Oddly enough, in my constituency, we have moved down the route of discouraging cold calling as well, which points to another issue that should, perhaps, be looked at in the consultation. Given that distraction burglaries are a great concern in Birmingham, Yardley, we might need to look at that wider issue as well.
The Reading Bill contains interesting provisions relating to touting. It refers to:
“Any person who, in a place designated under this section, importunes any person by touting for a hotel”.
It would be interesting to know how the courts would interpret that. Selecting the word “importunes” rather than “solicits” implies that somebody is being asked more than once. If we are to develop a framework for dealing with such issues, which we have supported all along, the Government’s consultation should also consider what might need to be done about touting, and whether that should be addressed in relation to soliciting or importuning, which is the term used in the Bill. It might be difficult to secure prosecutions if somebody says, “Well, I only asked them once”, given what, on the strict dictionary definition of the term used, the measure in the Bill means.
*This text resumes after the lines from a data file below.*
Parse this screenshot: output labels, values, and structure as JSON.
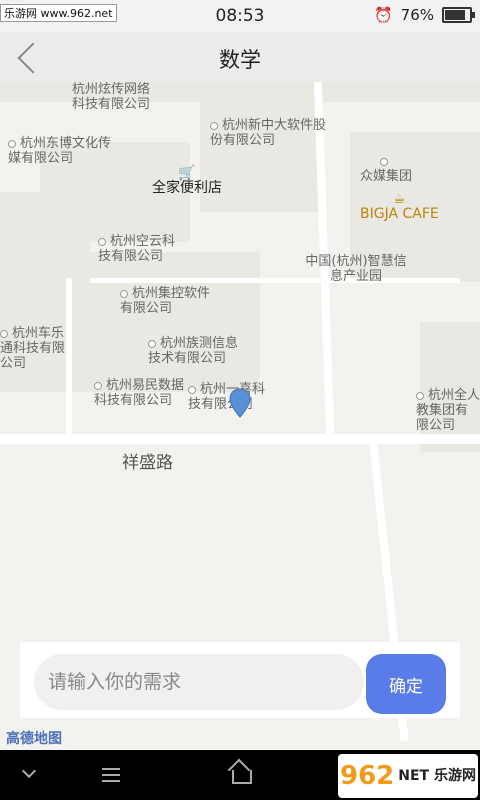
{
  "status_bar": {
    "watermark": "乐游网 www.962.net",
    "time": "08:53",
    "battery_percent": "76%",
    "battery_level": 0.76
  },
  "titlebar": {
    "title": "数学"
  },
  "map": {
    "road_label": "祥盛路",
    "pois": [
      "杭州炫传网络科技有限公司",
      "杭州东博文化传媒有限公司",
      "杭州新中大软件股份有限公司",
      "全家便利店",
      "众媒集团",
      "BIGJA CAFE",
      "杭州空云科技有限公司",
      "中国(杭州)智慧信息产业园",
      "杭州集控软件有限公司",
      "杭州车乐通科技有限公司",
      "杭州族测信息技术有限公司",
      "杭州易民数据科技有限公司",
      "杭州一喜科技有限公司",
      "杭州全人教集团有限公司"
    ],
    "attribution": "高德地图"
  },
  "request": {
    "placeholder": "请输入你的需求",
    "confirm_label": "确定"
  },
  "nav": {
    "logo_number": "962",
    "logo_text": "NET 乐游网"
  },
  "colors": {
    "accent": "#5a7ce8",
    "pin": "#5b8fd6"
  }
}
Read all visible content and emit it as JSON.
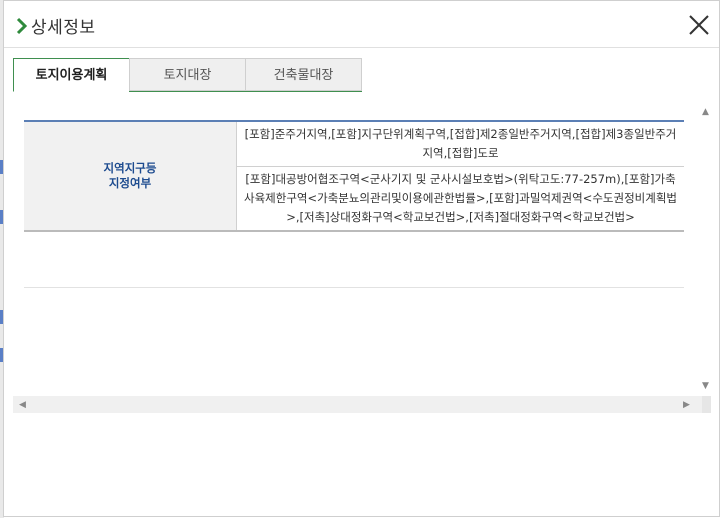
{
  "dialog": {
    "title": "상세정보",
    "close_label": "닫기"
  },
  "tabs": [
    {
      "label": "토지이용계획",
      "active": true
    },
    {
      "label": "토지대장",
      "active": false
    },
    {
      "label": "건축물대장",
      "active": false
    }
  ],
  "table": {
    "header_line1": "지역지구등",
    "header_line2": "지정여부",
    "row1": "[포함]준주거지역,[포함]지구단위계획구역,[접합]제2종일반주거지역,[접합]제3종일반주거지역,[접합]도로",
    "row2": "[포함]대공방어협조구역<군사기지 및 군사시설보호법>(위탁고도:77-257m),[포함]가축사육제한구역<가축분뇨의관리및이용에관한법률>,[포함]과밀억제권역<수도권정비계획법>,[저촉]상대정화구역<학교보건법>,[저촉]절대정화구역<학교보건법>"
  },
  "scrollbars": {
    "up_arrow": "▲",
    "down_arrow": "▼",
    "left_arrow": "◀",
    "right_arrow": "▶"
  },
  "colors": {
    "tab_accent": "#3f8f4f",
    "header_text": "#1d4b8f",
    "chevron": "#2f8a3c"
  }
}
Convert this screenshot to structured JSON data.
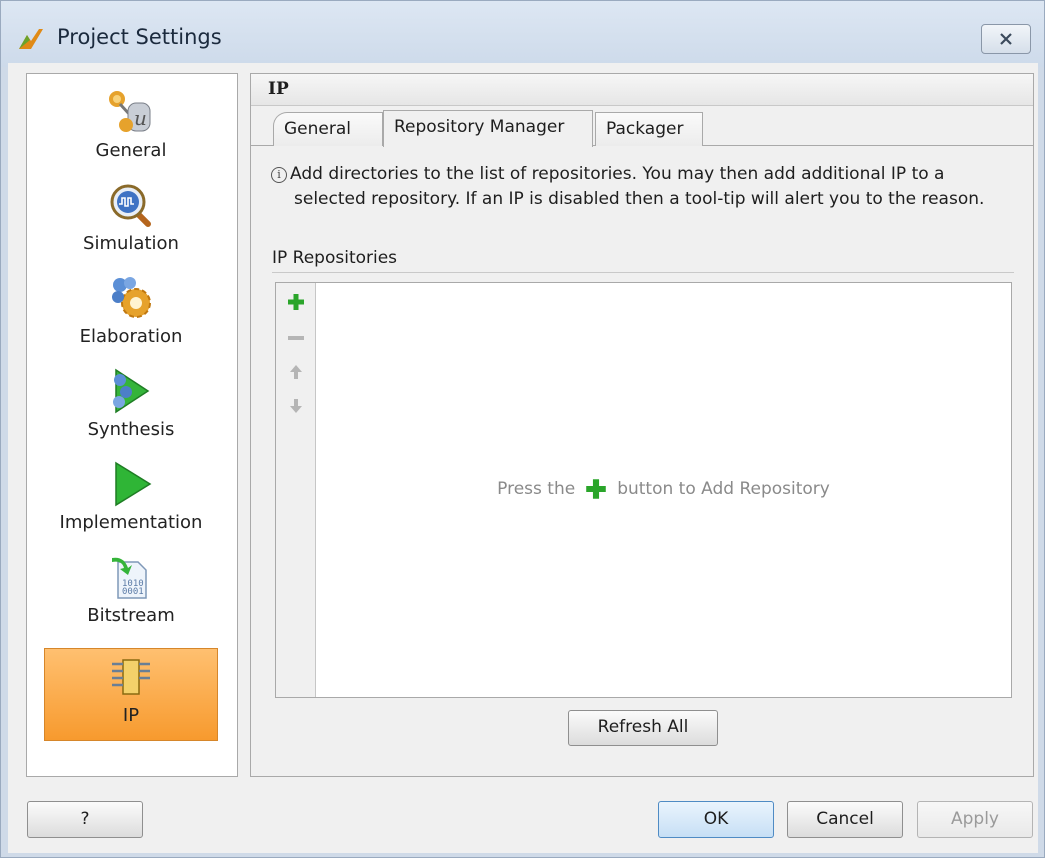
{
  "window": {
    "title": "Project Settings"
  },
  "sidebar": {
    "items": [
      {
        "label": "General",
        "icon": "general-icon",
        "selected": false
      },
      {
        "label": "Simulation",
        "icon": "simulation-icon",
        "selected": false
      },
      {
        "label": "Elaboration",
        "icon": "elaboration-icon",
        "selected": false
      },
      {
        "label": "Synthesis",
        "icon": "synthesis-icon",
        "selected": false
      },
      {
        "label": "Implementation",
        "icon": "implementation-icon",
        "selected": false
      },
      {
        "label": "Bitstream",
        "icon": "bitstream-icon",
        "selected": false
      },
      {
        "label": "IP",
        "icon": "ip-icon",
        "selected": true
      }
    ]
  },
  "panel": {
    "header": "IP",
    "tabs": [
      {
        "label": "General",
        "selected": false
      },
      {
        "label": "Repository Manager",
        "selected": true
      },
      {
        "label": "Packager",
        "selected": false
      }
    ],
    "info_first": "Add directories to the list of repositories. You may then add additional IP to a",
    "info_rest": "selected repository. If an IP is disabled then a tool-tip will alert you to the reason.",
    "section_title": "IP Repositories",
    "empty_before": "Press the",
    "empty_after": "button to Add Repository",
    "refresh_label": "Refresh All"
  },
  "footer": {
    "help_label": "?",
    "ok_label": "OK",
    "cancel_label": "Cancel",
    "apply_label": "Apply"
  },
  "colors": {
    "selected_item": "#f79a2e",
    "add_green": "#2aa52a",
    "ok_blue": "#c6dff5"
  }
}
I had great encouragement from the hon. Member for Nottingham, East to give a very long speech, but I am not sure that I entirely understood his semaphoring so I shall stick to talking about the basic issues, as I have so far. We support these private Bills, but in future, we will have to look at how legislation can be changed by public demand without that having to be agreed by a Department, because it is clear from the Bills’ progress that the Department for Business, Enterprise and Regulatory Reform is resistant to necessary change. However, that resistance is gradually eroding as it is obvious that so many local authorities have reached the threshold where they are willing to spend more than £100,000—the £100,000 merely relates to the costs paid externally and there are obviously internal costs too.
In the context of reform within this House and how legislation is generated, there must be a better mechanism for reviewing how to alter things, so that changes do not come just through the civil service, but can be developed outside this House and promoted in this House more effectively in mainstream business. That is different from everything coming along with the bus, as it were, with a standard Bill, on whatever it might be, generated out of the civil service. Resistance from within a Department—we are pleased to see it ebbing away on this occasion—causes the difficulty of a sequence of expensive private Bills and potentially a situation where we drive a problem around the country as we deal with it in each place. I must welcome the fact that the Government have recognised that and are moving to consultation. Within that consultation they should also examine the issue of touting, because if Reading feels that it is worth examining, it is important that we deal with the wider point. On that basis, we will be supporting these Bills.
Question put and agreed to.
Bill accordingly read a Second time and committed.
Nottingham City Council Bill (By Order)
Bill read a Second time and committed.
rEADING BOROUGH COUNCIL BILL (BY Order)
Bill read a Second time and committed.